───── DATASET ENTRIES ─────

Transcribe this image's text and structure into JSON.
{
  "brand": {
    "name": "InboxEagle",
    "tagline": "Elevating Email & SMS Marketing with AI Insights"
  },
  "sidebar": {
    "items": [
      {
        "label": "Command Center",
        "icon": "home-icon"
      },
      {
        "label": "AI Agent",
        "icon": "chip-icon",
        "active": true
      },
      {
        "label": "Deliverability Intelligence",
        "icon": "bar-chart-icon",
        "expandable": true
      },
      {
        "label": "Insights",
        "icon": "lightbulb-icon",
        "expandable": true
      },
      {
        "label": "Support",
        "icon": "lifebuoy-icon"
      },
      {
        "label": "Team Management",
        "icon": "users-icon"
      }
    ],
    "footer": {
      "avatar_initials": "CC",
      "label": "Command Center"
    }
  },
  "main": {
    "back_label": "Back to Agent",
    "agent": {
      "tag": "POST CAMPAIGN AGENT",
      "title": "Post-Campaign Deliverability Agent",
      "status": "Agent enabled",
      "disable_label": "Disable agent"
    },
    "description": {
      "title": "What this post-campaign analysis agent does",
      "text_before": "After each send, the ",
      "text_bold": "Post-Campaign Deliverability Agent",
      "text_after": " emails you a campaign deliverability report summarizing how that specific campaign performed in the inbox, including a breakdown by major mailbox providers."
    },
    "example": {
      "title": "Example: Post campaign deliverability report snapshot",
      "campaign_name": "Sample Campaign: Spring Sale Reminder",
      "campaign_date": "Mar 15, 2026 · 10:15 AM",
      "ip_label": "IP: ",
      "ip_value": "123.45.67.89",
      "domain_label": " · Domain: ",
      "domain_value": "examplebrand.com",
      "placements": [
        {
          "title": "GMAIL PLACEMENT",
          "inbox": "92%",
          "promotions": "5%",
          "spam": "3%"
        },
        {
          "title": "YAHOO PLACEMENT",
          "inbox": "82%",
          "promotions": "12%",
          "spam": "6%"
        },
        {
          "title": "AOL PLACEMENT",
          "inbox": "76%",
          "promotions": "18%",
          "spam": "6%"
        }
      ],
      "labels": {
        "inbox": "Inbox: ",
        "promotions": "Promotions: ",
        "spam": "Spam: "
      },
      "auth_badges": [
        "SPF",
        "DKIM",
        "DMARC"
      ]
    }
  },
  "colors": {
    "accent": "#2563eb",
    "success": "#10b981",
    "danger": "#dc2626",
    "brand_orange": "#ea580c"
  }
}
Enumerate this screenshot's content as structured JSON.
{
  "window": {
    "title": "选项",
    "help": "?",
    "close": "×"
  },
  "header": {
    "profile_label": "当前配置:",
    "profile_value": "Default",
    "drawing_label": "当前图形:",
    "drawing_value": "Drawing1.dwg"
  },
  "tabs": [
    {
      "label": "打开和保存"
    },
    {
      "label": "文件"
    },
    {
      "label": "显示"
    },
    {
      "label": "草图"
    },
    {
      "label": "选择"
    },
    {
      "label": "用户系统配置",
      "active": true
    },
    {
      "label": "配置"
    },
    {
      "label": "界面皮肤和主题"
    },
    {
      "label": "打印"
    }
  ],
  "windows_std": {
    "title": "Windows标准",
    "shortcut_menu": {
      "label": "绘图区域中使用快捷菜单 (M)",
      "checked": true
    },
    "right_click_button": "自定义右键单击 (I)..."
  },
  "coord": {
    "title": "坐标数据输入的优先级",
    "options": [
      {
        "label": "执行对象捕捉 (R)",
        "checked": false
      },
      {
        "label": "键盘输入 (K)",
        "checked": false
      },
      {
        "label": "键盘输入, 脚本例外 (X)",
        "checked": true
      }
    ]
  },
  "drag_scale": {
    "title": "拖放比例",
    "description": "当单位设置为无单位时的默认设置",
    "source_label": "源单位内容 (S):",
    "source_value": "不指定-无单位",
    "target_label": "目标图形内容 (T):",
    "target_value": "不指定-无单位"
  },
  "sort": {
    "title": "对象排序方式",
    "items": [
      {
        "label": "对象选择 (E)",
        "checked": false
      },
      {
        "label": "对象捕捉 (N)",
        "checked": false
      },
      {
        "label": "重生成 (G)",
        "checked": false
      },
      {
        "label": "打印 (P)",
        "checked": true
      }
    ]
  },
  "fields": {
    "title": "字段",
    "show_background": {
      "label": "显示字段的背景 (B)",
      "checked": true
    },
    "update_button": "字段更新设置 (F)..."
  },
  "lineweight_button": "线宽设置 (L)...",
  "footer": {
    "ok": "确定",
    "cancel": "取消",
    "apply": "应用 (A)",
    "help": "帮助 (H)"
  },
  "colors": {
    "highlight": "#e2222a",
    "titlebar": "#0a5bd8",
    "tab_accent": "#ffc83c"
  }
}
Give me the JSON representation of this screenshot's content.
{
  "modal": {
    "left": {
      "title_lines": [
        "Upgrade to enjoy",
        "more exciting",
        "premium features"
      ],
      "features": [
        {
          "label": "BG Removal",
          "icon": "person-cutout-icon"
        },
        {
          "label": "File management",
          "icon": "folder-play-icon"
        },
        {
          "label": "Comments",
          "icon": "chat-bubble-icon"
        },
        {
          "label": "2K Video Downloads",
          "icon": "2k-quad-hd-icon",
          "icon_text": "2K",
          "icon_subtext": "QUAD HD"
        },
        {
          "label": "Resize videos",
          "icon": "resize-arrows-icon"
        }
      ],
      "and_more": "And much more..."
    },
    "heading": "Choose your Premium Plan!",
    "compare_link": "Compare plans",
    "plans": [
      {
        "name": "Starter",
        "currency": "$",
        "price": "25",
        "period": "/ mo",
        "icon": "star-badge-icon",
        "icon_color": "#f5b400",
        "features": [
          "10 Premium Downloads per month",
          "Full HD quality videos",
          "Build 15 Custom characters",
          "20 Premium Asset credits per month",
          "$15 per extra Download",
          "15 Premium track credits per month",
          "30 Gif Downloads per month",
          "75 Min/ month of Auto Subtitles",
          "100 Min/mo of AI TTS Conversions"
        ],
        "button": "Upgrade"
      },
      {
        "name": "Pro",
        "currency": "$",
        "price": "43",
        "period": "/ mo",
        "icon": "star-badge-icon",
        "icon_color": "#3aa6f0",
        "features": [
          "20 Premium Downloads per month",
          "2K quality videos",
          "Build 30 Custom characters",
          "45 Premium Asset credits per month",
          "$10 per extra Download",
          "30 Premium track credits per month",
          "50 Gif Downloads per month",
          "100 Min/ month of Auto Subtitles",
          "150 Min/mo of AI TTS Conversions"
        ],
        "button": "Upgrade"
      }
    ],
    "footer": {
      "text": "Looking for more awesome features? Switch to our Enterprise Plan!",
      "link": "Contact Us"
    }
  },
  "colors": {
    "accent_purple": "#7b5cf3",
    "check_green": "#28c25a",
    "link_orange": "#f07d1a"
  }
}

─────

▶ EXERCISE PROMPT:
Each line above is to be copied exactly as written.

▶ REPLY TO THE TASK:
Transcribe this image's text and structure into JSON.
{
  "brand": {
    "name": "InboxEagle",
    "tagline": "Elevating Email & SMS Marketing with AI Insights"
  },
  "sidebar": {
    "items": [
      {
        "label": "Command Center",
        "icon": "home-icon"
      },
      {
        "label": "AI Agent",
        "icon": "chip-icon",
        "active": true
      },
      {
        "label": "Deliverability Intelligence",
        "icon": "bar-chart-icon",
        "expandable": true
      },
      {
        "label": "Insights",
        "icon": "lightbulb-icon",
        "expandable": true
      },
      {
        "label": "Support",
        "icon": "lifebuoy-icon"
      },
      {
        "label": "Team Management",
        "icon": "users-icon"
      }
    ],
    "footer": {
      "avatar_initials": "CC",
      "label": "Command Center"
    }
  },
  "main": {
    "back_label": "Back to Agent",
    "agent": {
      "tag": "POST CAMPAIGN AGENT",
      "title": "Post-Campaign Deliverability Agent",
      "status": "Agent enabled",
      "disable_label": "Disable agent"
    },
    "description": {
      "title": "What this post-campaign analysis agent does",
      "text_before": "After each send, the ",
      "text_bold": "Post-Campaign Deliverability Agent",
      "text_after": " emails you a campaign deliverability report summarizing how that specific campaign performed in the inbox, including a breakdown by major mailbox providers."
    },
    "example": {
      "title": "Example: Post campaign deliverability report snapshot",
      "campaign_name": "Sample Campaign: Spring Sale Reminder",
      "campaign_date": "Mar 15, 2026 · 10:15 AM",
      "ip_label": "IP: ",
      "ip_value": "123.45.67.89",
      "domain_label": " · Domain: ",
      "domain_value": "examplebrand.com",
      "placements": [
        {
          "title": "GMAIL PLACEMENT",
          "inbox": "92%",
          "promotions": "5%",
          "spam": "3%"
        },
        {
          "title": "YAHOO PLACEMENT",
          "inbox": "82%",
          "promotions": "12%",
          "spam": "6%"
        },
        {
          "title": "AOL PLACEMENT",
          "inbox": "76%",
          "promotions": "18%",
          "spam": "6%"
        }
      ],
      "labels": {
        "inbox": "Inbox: ",
        "promotions": "Promotions: ",
        "spam": "Spam: "
      },
      "auth_badges": [
        "SPF",
        "DKIM",
        "DMARC"
      ]
    }
  },
  "colors": {
    "accent": "#2563eb",
    "success": "#10b981",
    "danger": "#dc2626",
    "brand_orange": "#ea580c"
  }
}
Enumerate this screenshot's content as structured JSON.
{
  "window": {
    "title": "选项",
    "help": "?",
    "close": "×"
  },
  "header": {
    "profile_label": "当前配置:",
    "profile_value": "Default",
    "drawing_label": "当前图形:",
    "drawing_value": "Drawing1.dwg"
  },
  "tabs": [
    {
      "label": "打开和保存"
    },
    {
      "label": "文件"
    },
    {
      "label": "显示"
    },
    {
      "label": "草图"
    },
    {
      "label": "选择"
    },
    {
      "label": "用户系统配置",
      "active": true
    },
    {
      "label": "配置"
    },
    {
      "label": "界面皮肤和主题"
    },
    {
      "label": "打印"
    }
  ],
  "windows_std": {
    "title": "Windows标准",
    "shortcut_menu": {
      "label": "绘图区域中使用快捷菜单 (M)",
      "checked": true
    },
    "right_click_button": "自定义右键单击 (I)..."
  },
  "coord": {
    "title": "坐标数据输入的优先级",
    "options": [
      {
        "label": "执行对象捕捉 (R)",
        "checked": false
      },
      {
        "label": "键盘输入 (K)",
        "checked": false
      },
      {
        "label": "键盘输入, 脚本例外 (X)",
        "checked": true
      }
    ]
  },
  "drag_scale": {
    "title": "拖放比例",
    "description": "当单位设置为无单位时的默认设置",
    "source_label": "源单位内容 (S):",
    "source_value": "不指定-无单位",
    "target_label": "目标图形内容 (T):",
    "target_value": "不指定-无单位"
  },
  "sort": {
    "title": "对象排序方式",
    "items": [
      {
        "label": "对象选择 (E)",
        "checked": false
      },
      {
        "label": "对象捕捉 (N)",
        "checked": false
      },
      {
        "label": "重生成 (G)",
        "checked": false
      },
      {
        "label": "打印 (P)",
        "checked": true
      }
    ]
  },
  "fields": {
    "title": "字段",
    "show_background": {
      "label": "显示字段的背景 (B)",
      "checked": true
    },
    "update_button": "字段更新设置 (F)..."
  },
  "lineweight_button": "线宽设置 (L)...",
  "footer": {
    "ok": "确定",
    "cancel": "取消",
    "apply": "应用 (A)",
    "help": "帮助 (H)"
  },
  "colors": {
    "highlight": "#e2222a",
    "titlebar": "#0a5bd8",
    "tab_accent": "#ffc83c"
  }
}
Give me the JSON representation of this screenshot's content.
{
  "modal": {
    "left": {
      "title_lines": [
        "Upgrade to enjoy",
        "more exciting",
        "premium features"
      ],
      "features": [
        {
          "label": "BG Removal",
          "icon": "person-cutout-icon"
        },
        {
          "label": "File management",
          "icon": "folder-play-icon"
        },
        {
          "label": "Comments",
          "icon": "chat-bubble-icon"
        },
        {
          "label": "2K Video Downloads",
          "icon": "2k-quad-hd-icon",
          "icon_text": "2K",
          "icon_subtext": "QUAD HD"
        },
        {
          "label": "Resize videos",
          "icon": "resize-arrows-icon"
        }
      ],
      "and_more": "And much more..."
    },
    "heading": "Choose your Premium Plan!",
    "compare_link": "Compare plans",
    "plans": [
      {
        "name": "Starter",
        "currency": "$",
        "price": "25",
        "period": "/ mo",
        "icon": "star-badge-icon",
        "icon_color": "#f5b400",
        "features": [
          "10 Premium Downloads per month",
          "Full HD quality videos",
          "Build 15 Custom characters",
          "20 Premium Asset credits per month",
          "$15 per extra Download",
          "15 Premium track credits per month",
          "30 Gif Downloads per month",
          "75 Min/ month of Auto Subtitles",
          "100 Min/mo of AI TTS Conversions"
        ],
        "button": "Upgrade"
      },
      {
        "name": "Pro",
        "currency": "$",
        "price": "43",
        "period": "/ mo",
        "icon": "star-badge-icon",
        "icon_color": "#3aa6f0",
        "features": [
          "20 Premium Downloads per month",
          "2K quality videos",
          "Build 30 Custom characters",
          "45 Premium Asset credits per month",
          "$10 per extra Download",
          "30 Premium track credits per month",
          "50 Gif Downloads per month",
          "100 Min/ month of Auto Subtitles",
          "150 Min/mo of AI TTS Conversions"
        ],
        "button": "Upgrade"
      }
    ],
    "footer": {
      "text": "Looking for more awesome features? Switch to our Enterprise Plan!",
      "link": "Contact Us"
    }
  },
  "colors": {
    "accent_purple": "#7b5cf3",
    "check_green": "#28c25a",
    "link_orange": "#f07d1a"
  }
}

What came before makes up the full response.